- Write access
Write access allows editing entities, processing requests manually, and revoking and suspending valid certificates. This is an appropriate authorization level for operators who run the everyday CA/RA operations, but do not configure the system.
- Write and key recovery access
Write and key recovery access allows the same actions as write access, but in addition the operator can access escrowed private keys.
Note that this access level gives the operator access to sensitive information (user private keys), and should be given to operators only if they are required to do key recovery operations.
- Super-user access
A super user is allowed to perform any operation related to specific CA. These operations include modifying CA settings such as certificate policy and publishing schemas.
As a super user has full control over the policy of the CA and access to escrowed private keys, this access level should be used only when it is necessary.
Configuring servers and creating and updating other operators requires Super-user access to ALL CAs.
There are four drop-down menus in the Edit Access Control Item page. The first one defines the Access level as described above (No access, Read access, Read and revocation access, Entity write access, Write access, Write and key recovery access, or Super-user access).
The second menu (Target CA) can be used to select to which CA the access control is applicable. If the -EVERY CA- option is selected, the operator is authorized to access all logical CAs in the system.
The third menu (Rule scope) can be used to decide whether also subordinate CAs of the selected CA are included in the authorization.
The fourth menu can be used to set additional Constraints that limit the operator's rights only to those certificates or entities that match the given criteria.
Two types of constraints can be used. These are Certificate/request field match and Entity attribute match. Both constraint types contain an additional selection, for the Certificate field and Entity attribute, respectively.
To add a constraint, select the type from the list and click Add. Select the constraint from the list and enter the pattern to be matched in the text box. Several constraints can be added.
To remove a constraint, click Remove next to it.
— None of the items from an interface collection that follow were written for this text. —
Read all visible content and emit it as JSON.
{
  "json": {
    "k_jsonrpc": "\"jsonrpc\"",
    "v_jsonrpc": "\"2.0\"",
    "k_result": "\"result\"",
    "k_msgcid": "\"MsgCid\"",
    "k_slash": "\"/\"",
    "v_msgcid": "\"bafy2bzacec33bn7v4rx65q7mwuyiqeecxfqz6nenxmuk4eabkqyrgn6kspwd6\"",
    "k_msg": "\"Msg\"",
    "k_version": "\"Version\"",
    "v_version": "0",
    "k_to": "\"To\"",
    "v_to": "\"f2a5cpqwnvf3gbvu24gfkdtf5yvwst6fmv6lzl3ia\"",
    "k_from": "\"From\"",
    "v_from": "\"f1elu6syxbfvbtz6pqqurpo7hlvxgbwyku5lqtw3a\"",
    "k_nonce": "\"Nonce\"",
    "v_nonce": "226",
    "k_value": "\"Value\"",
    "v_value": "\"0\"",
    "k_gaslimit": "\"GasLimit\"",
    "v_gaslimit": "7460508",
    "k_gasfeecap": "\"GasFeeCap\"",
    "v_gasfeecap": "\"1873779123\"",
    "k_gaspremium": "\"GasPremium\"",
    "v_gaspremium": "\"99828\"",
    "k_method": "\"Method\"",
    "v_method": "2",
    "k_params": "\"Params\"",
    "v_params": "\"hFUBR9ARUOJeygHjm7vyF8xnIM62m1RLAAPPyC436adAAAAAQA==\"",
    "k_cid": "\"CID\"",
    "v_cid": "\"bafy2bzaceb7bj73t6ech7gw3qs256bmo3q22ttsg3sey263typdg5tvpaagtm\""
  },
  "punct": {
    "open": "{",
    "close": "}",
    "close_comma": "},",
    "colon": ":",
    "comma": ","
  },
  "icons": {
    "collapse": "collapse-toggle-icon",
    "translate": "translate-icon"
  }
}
Example: Email is selected as the Entity attribute constraint, and the pattern is the following:
The entity must have the Email attribute
email@example.com for the operator's access control item to match.
Entity constraints are verified when the operator manages an entity and also when the operator edits a request or a certificate belonging to an entity.
Certificate constrains are verified only when the operator manages a request or a certificate.
The constrains are regular expressions and they are not required to match the whole string. For example, the constraint '
ssh' would match the string '
firstname.lastname@example.org'. If you want to match the whole string the pattern must be enclosed between the '
^' and '
$$' characters (as in the example above).
See Appendix Egrep Syntax for more information.